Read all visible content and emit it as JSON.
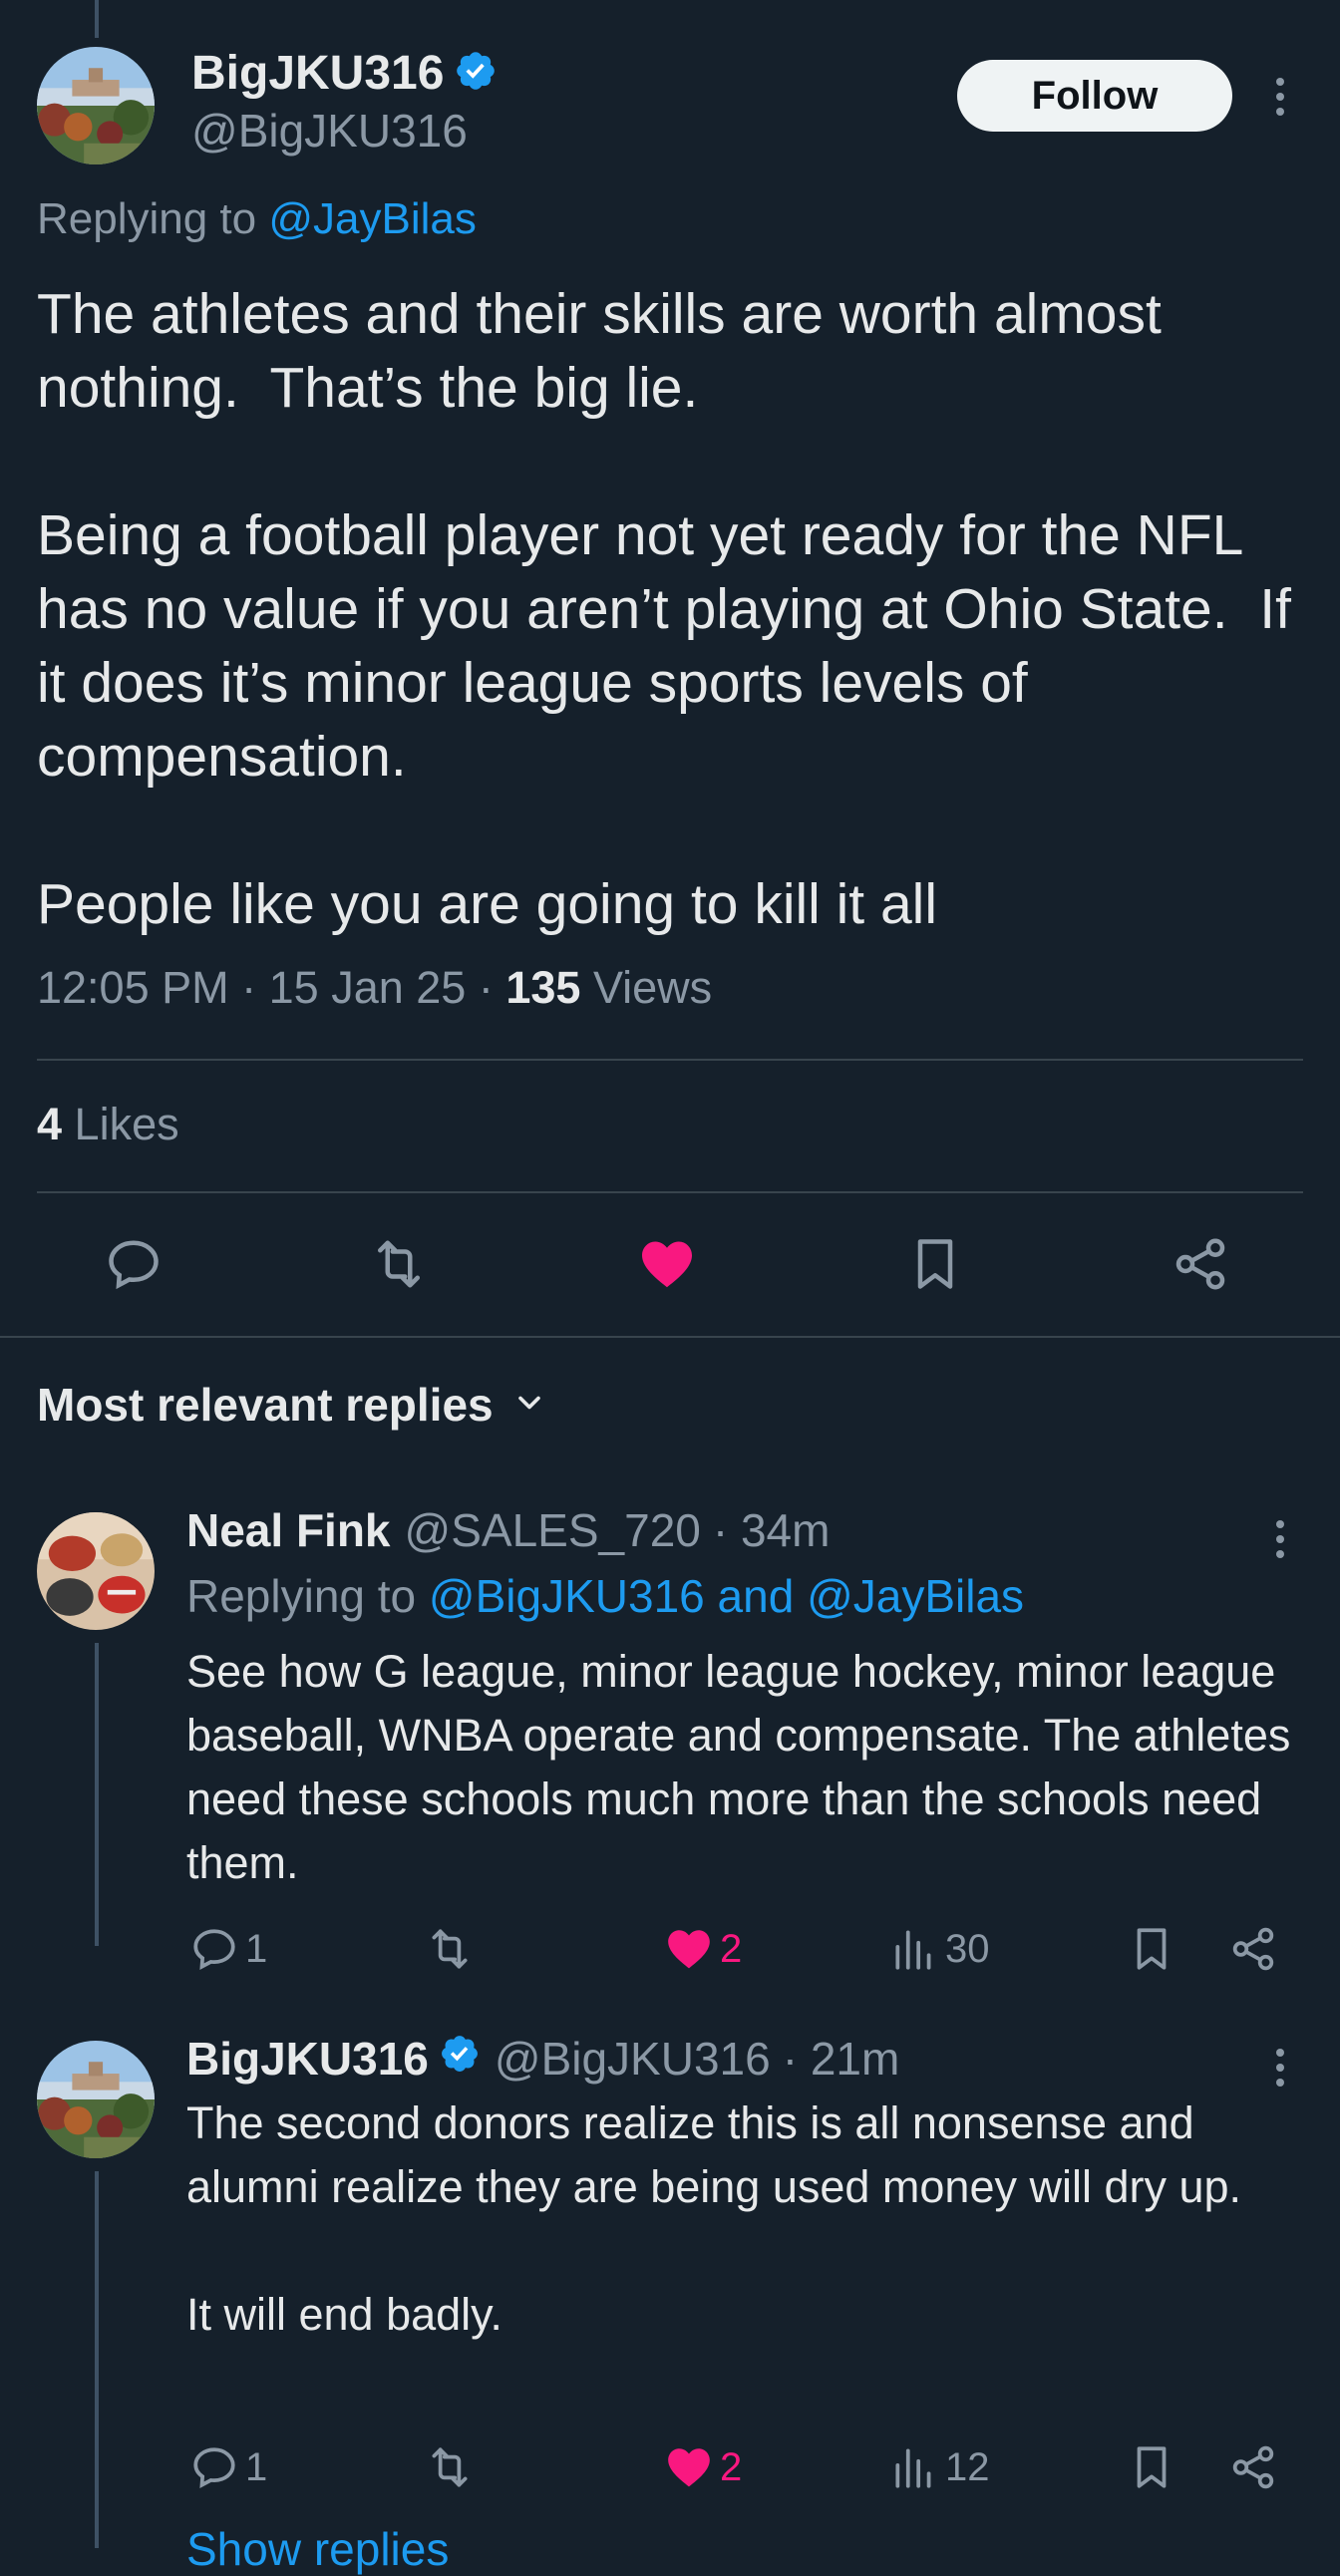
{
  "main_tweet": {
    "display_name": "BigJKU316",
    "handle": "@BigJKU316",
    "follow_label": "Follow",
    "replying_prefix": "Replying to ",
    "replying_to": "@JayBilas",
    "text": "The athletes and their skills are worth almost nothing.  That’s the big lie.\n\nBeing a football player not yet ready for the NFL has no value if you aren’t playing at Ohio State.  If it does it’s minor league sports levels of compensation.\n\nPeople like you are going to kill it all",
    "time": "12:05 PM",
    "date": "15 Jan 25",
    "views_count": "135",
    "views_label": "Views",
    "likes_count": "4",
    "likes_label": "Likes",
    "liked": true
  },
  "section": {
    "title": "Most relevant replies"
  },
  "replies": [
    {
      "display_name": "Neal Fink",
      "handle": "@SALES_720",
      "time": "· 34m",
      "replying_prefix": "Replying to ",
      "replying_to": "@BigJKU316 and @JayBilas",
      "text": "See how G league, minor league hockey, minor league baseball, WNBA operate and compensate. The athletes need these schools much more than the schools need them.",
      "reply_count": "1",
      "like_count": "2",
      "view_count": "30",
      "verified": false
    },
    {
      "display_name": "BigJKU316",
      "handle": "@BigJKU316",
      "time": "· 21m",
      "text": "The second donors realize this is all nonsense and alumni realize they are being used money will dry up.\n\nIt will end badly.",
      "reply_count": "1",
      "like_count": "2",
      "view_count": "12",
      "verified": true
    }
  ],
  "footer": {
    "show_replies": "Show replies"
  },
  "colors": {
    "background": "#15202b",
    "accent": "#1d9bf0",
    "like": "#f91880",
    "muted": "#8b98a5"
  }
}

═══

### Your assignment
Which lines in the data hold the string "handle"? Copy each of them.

### Answer to this exercise
    "handle": "@BigJKU316",
      "handle": "@SALES_720",
      "handle": "@BigJKU316",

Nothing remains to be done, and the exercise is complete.